§ The problem
The lines to find are those in the entries that hold the word "value"; copy every one of them.

:: Information ::

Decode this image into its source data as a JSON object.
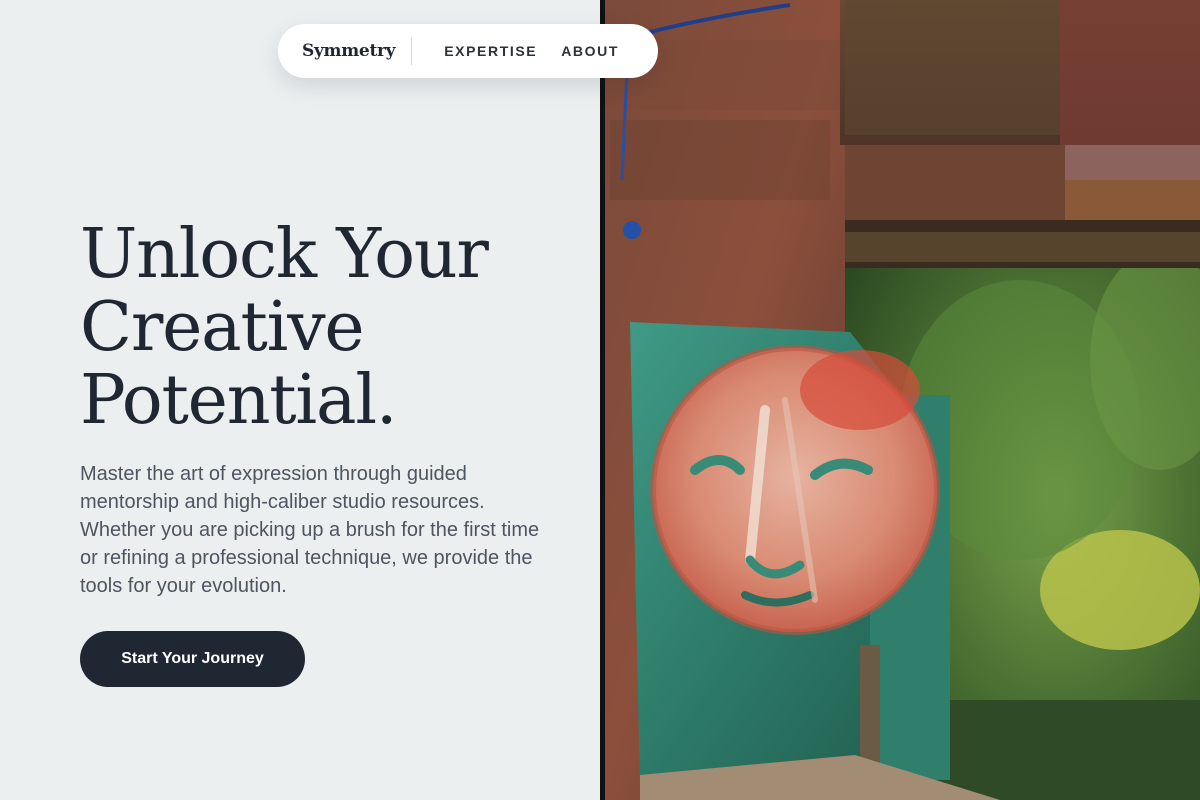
{
  "nav": {
    "brand": "Symmetry",
    "links": [
      "EXPERTISE",
      "ABOUT"
    ]
  },
  "hero": {
    "title_lines": [
      "Unlock Your",
      "Creative",
      "Potential."
    ],
    "description": "Master the art of expression through guided mentorship and high-caliber studio resources. Whether you are picking up a brush for the first time or refining a professional technique, we provide the tools for your evolution.",
    "cta_label": "Start Your Journey"
  },
  "colors": {
    "background": "#ebeff0",
    "text_dark": "#1f2733",
    "text_muted": "#4d5561",
    "button_bg": "#1f2733",
    "button_text": "#ffffff"
  }
}
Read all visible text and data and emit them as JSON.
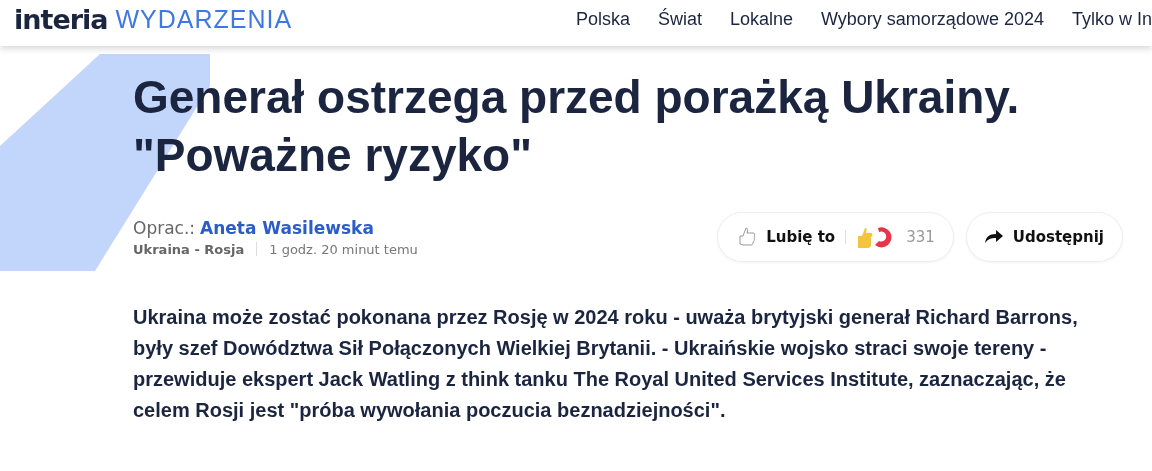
{
  "header": {
    "logo": "interia",
    "section": "WYDARZENIA",
    "nav": [
      "Polska",
      "Świat",
      "Lokalne",
      "Wybory samorządowe 2024",
      "Tylko w In"
    ]
  },
  "article": {
    "title": "Generał ostrzega przed porażką Ukrainy. \"Poważne ryzyko\"",
    "byline_label": "Oprac.:",
    "author": "Aneta Wasilewska",
    "category": "Ukraina - Rosja",
    "time": "1 godz. 20 minut temu",
    "like": {
      "label": "Lubię to",
      "count": "331"
    },
    "share": {
      "label": "Udostępnij"
    },
    "lead": "Ukraina może zostać pokonana przez Rosję w 2024 roku - uważa brytyjski generał Richard Barrons, były szef Dowództwa Sił Połączonych Wielkiej Brytanii. - Ukraińskie wojsko straci swoje tereny - przewiduje ekspert Jack Watling z think tanku The Royal United Services Institute, zaznaczając, że celem Rosji jest \"próba wywołania poczucia beznadziejności\"."
  }
}
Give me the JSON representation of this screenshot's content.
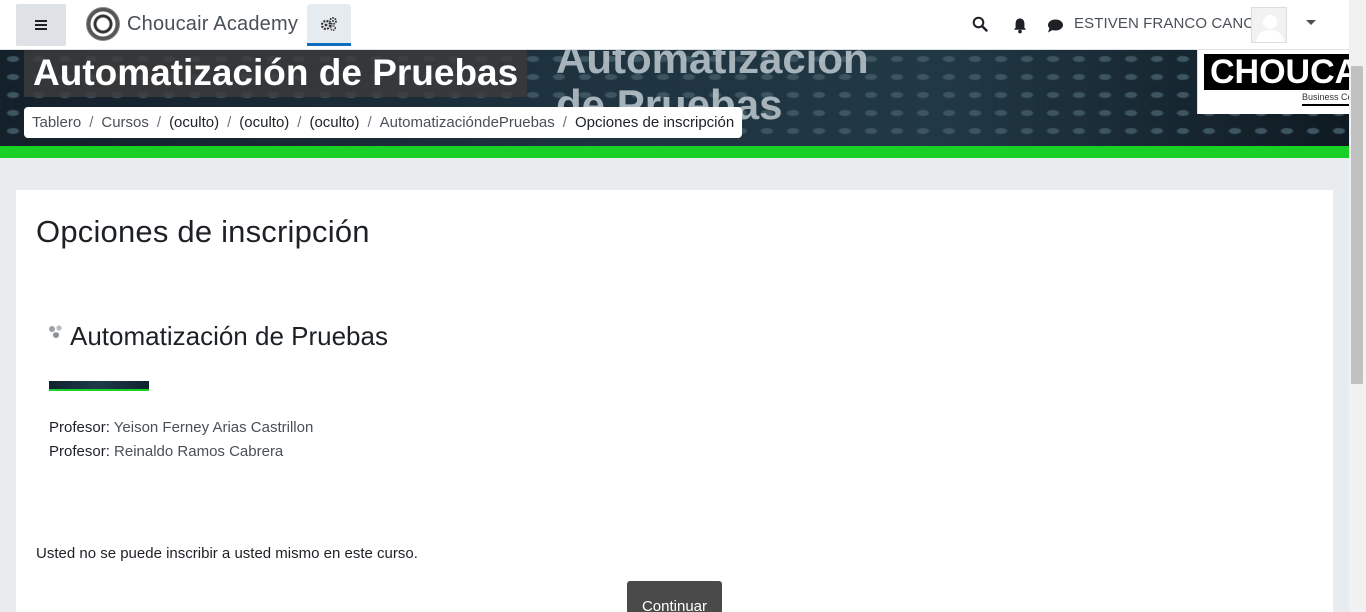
{
  "navbar": {
    "brand": "Choucair Academy",
    "user_name": "ESTIVEN FRANCO CANO"
  },
  "banner": {
    "course_title": "Automatización de Pruebas",
    "background_text_line1": "Automatización",
    "background_text_line2": "de Pruebas",
    "logo_text": "CHOUCAIR",
    "logo_subtext": "Business Centric Testing",
    "accent_color": "#19d126"
  },
  "breadcrumb": [
    {
      "label": "Tablero"
    },
    {
      "label": "Cursos"
    },
    {
      "label": "(oculto)"
    },
    {
      "label": "(oculto)"
    },
    {
      "label": "(oculto)"
    },
    {
      "label": "AutomatizacióndePruebas"
    },
    {
      "label": "Opciones de inscripción"
    }
  ],
  "main": {
    "page_title": "Opciones de inscripción",
    "course_name": "Automatización de Pruebas",
    "teachers": [
      {
        "role": "Profesor:",
        "name": "Yeison Ferney Arias Castrillon"
      },
      {
        "role": "Profesor:",
        "name": "Reinaldo Ramos Cabrera"
      }
    ],
    "notice": "Usted no se puede inscribir a usted mismo en este curso.",
    "continue_label": "Continuar"
  },
  "icons": {
    "menu": "hamburger-menu-icon",
    "gears": "gears-icon",
    "search": "search-icon",
    "notifications": "bell-icon",
    "messages": "speech-bubble-icon",
    "course": "course-icon"
  }
}
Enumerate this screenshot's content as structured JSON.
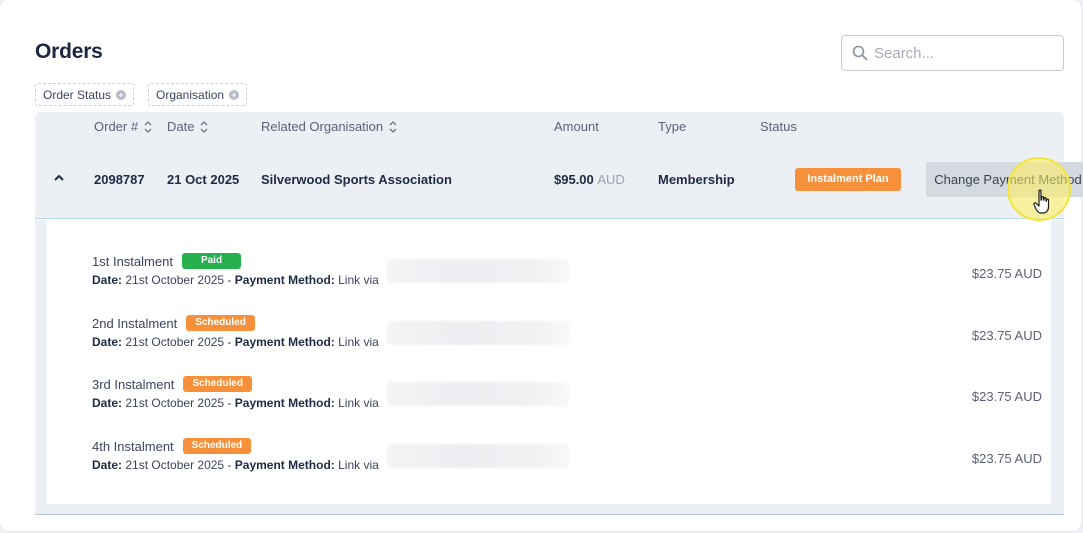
{
  "page": {
    "title": "Orders"
  },
  "search": {
    "placeholder": "Search..."
  },
  "filters": [
    {
      "label": "Order Status"
    },
    {
      "label": "Organisation"
    }
  ],
  "table": {
    "columns": [
      "Order #",
      "Date",
      "Related Organisation",
      "Amount",
      "Type",
      "Status"
    ],
    "rows": [
      {
        "order_number": "2098787",
        "date": "21 Oct 2025",
        "organisation": "Silverwood Sports Association",
        "amount": "$95.00",
        "currency": "AUD",
        "type": "Membership",
        "status": "Instalment Plan",
        "action_label": "Change Payment Method"
      }
    ]
  },
  "instalments": [
    {
      "name": "1st Instalment",
      "badge": "Paid",
      "date_label": "Date:",
      "date": "21st October 2025 -",
      "method_label": "Payment Method:",
      "method": "Link via",
      "amount": "$23.75 AUD"
    },
    {
      "name": "2nd Instalment",
      "badge": "Scheduled",
      "date_label": "Date:",
      "date": "21st October 2025 -",
      "method_label": "Payment Method:",
      "method": "Link via",
      "amount": "$23.75 AUD"
    },
    {
      "name": "3rd Instalment",
      "badge": "Scheduled",
      "date_label": "Date:",
      "date": "21st October 2025 -",
      "method_label": "Payment Method:",
      "method": "Link via",
      "amount": "$23.75 AUD"
    },
    {
      "name": "4th Instalment",
      "badge": "Scheduled",
      "date_label": "Date:",
      "date": "21st October 2025 -",
      "method_label": "Payment Method:",
      "method": "Link via",
      "amount": "$23.75 AUD"
    }
  ],
  "colors": {
    "paid": "#27b04e",
    "scheduled": "#f7903a",
    "row_bg": "#eceff4",
    "cursor_highlight": "#f3e43a"
  },
  "icons": [
    "search-icon",
    "sort-icon",
    "chevron-up-icon",
    "plus-icon",
    "hand-cursor-icon"
  ]
}
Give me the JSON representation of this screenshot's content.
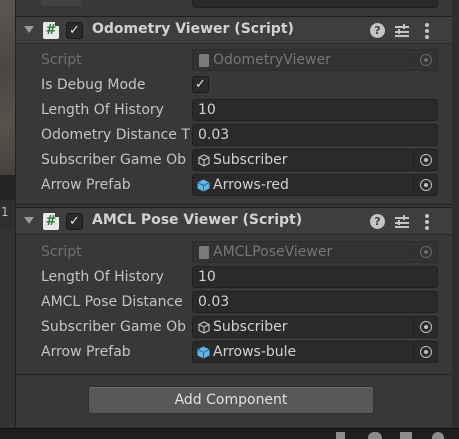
{
  "scene_side_text": "1",
  "components": [
    {
      "title": "Odometry Viewer (Script)",
      "enabled_glyph": "✓",
      "rows": [
        {
          "kind": "object",
          "label": "Script",
          "value": "OdometryViewer",
          "icon": "script-file-icon",
          "dim": true
        },
        {
          "kind": "checkbox",
          "label": "Is Debug Mode",
          "checked_glyph": "✓"
        },
        {
          "kind": "text",
          "label": "Length Of History",
          "value": "10"
        },
        {
          "kind": "text",
          "label": "Odometry Distance T",
          "value": "0.03"
        },
        {
          "kind": "object",
          "label": "Subscriber Game Ob",
          "value": "Subscriber",
          "icon": "gameobject-icon"
        },
        {
          "kind": "object",
          "label": "Arrow Prefab",
          "value": "Arrows-red",
          "icon": "prefab-icon"
        }
      ]
    },
    {
      "title": "AMCL Pose Viewer (Script)",
      "enabled_glyph": "✓",
      "rows": [
        {
          "kind": "object",
          "label": "Script",
          "value": "AMCLPoseViewer",
          "icon": "script-file-icon",
          "dim": true
        },
        {
          "kind": "text",
          "label": "Length Of History",
          "value": "10"
        },
        {
          "kind": "text",
          "label": "AMCL Pose Distance",
          "value": "0.03"
        },
        {
          "kind": "object",
          "label": "Subscriber Game Ob",
          "value": "Subscriber",
          "icon": "gameobject-icon"
        },
        {
          "kind": "object",
          "label": "Arrow Prefab",
          "value": "Arrows-bule",
          "icon": "prefab-icon"
        }
      ]
    }
  ],
  "add_component_label": "Add Component",
  "icons": {
    "script": "#",
    "help": "?",
    "prefab_color": "#5fb3e6",
    "script_green": "#2b7c3c"
  }
}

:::

§ Expected answer
          "value": "OdometryViewer",
          "value": "10"
          "value": "0.03"
          "value": "Subscriber",
          "value": "Arrows-red",
          "value": "AMCLPoseViewer",
          "value": "10"
          "value": "0.03"
          "value": "Subscriber",
          "value": "Arrows-bule",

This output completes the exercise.